At 50 degrees and above, deer aren't burning enough calories trying to stay warm for outside feed to be necessary. Even the lunar phases were conspiring against hunters, as Scullon said the fact that a full moon came near the opener meant the deer could see enough for a midnight snack and avoid the commotion caused by the thousands of hunters making their way into the forest.
"Deer get spooky, so they start moving around at night instead of the daytime," he said.
With this year's traditional Nov. 15 opener falling on a Monday, hunting pressure is expected to be a little lower at the start.
If the weather stays cool and snow predicted for the weekend accumulates, conditions could be ideal.
"It would help if we had temperatures in the 40s and some tracking snow," Scullon said.
One new regulation hunters should note is that it is now legal to take a coyote during firearm deer season, provided that the hunter has a furbearer or small-game license.
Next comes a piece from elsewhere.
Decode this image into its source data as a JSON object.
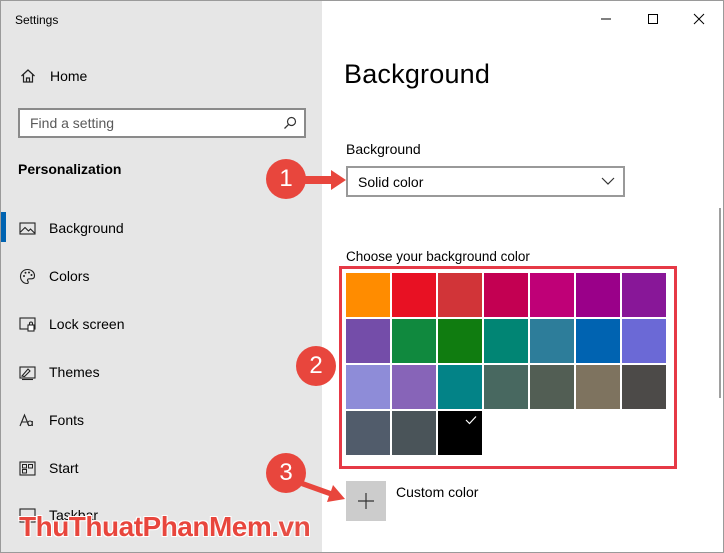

However, anyone who takes aim at a coyote must be very careful.
"People have to distinguish the target clearly, because you cannot shoot a wolf. Understand there will be ramifications if they make mistakes," Scullon said.
Wolves are significantly larger (70 pounds or more) than coyotes, which typically max out at 40 pounds, have a small, pointy head and muzzle and travel with their tails down.
"They're a more dainty animal in comparison," Scullon said.
Successful hunters who wish to register their deer with the DNRE can do so at McLain State Park or Porcupine Mountains State Park but should call ahead. Checkers will be available at the DNRE's Baraga office during its normal hours and from 10 a.m.-2 p.m. on the first weekend of the season.
Brandon Veale can be reached at email@example.com.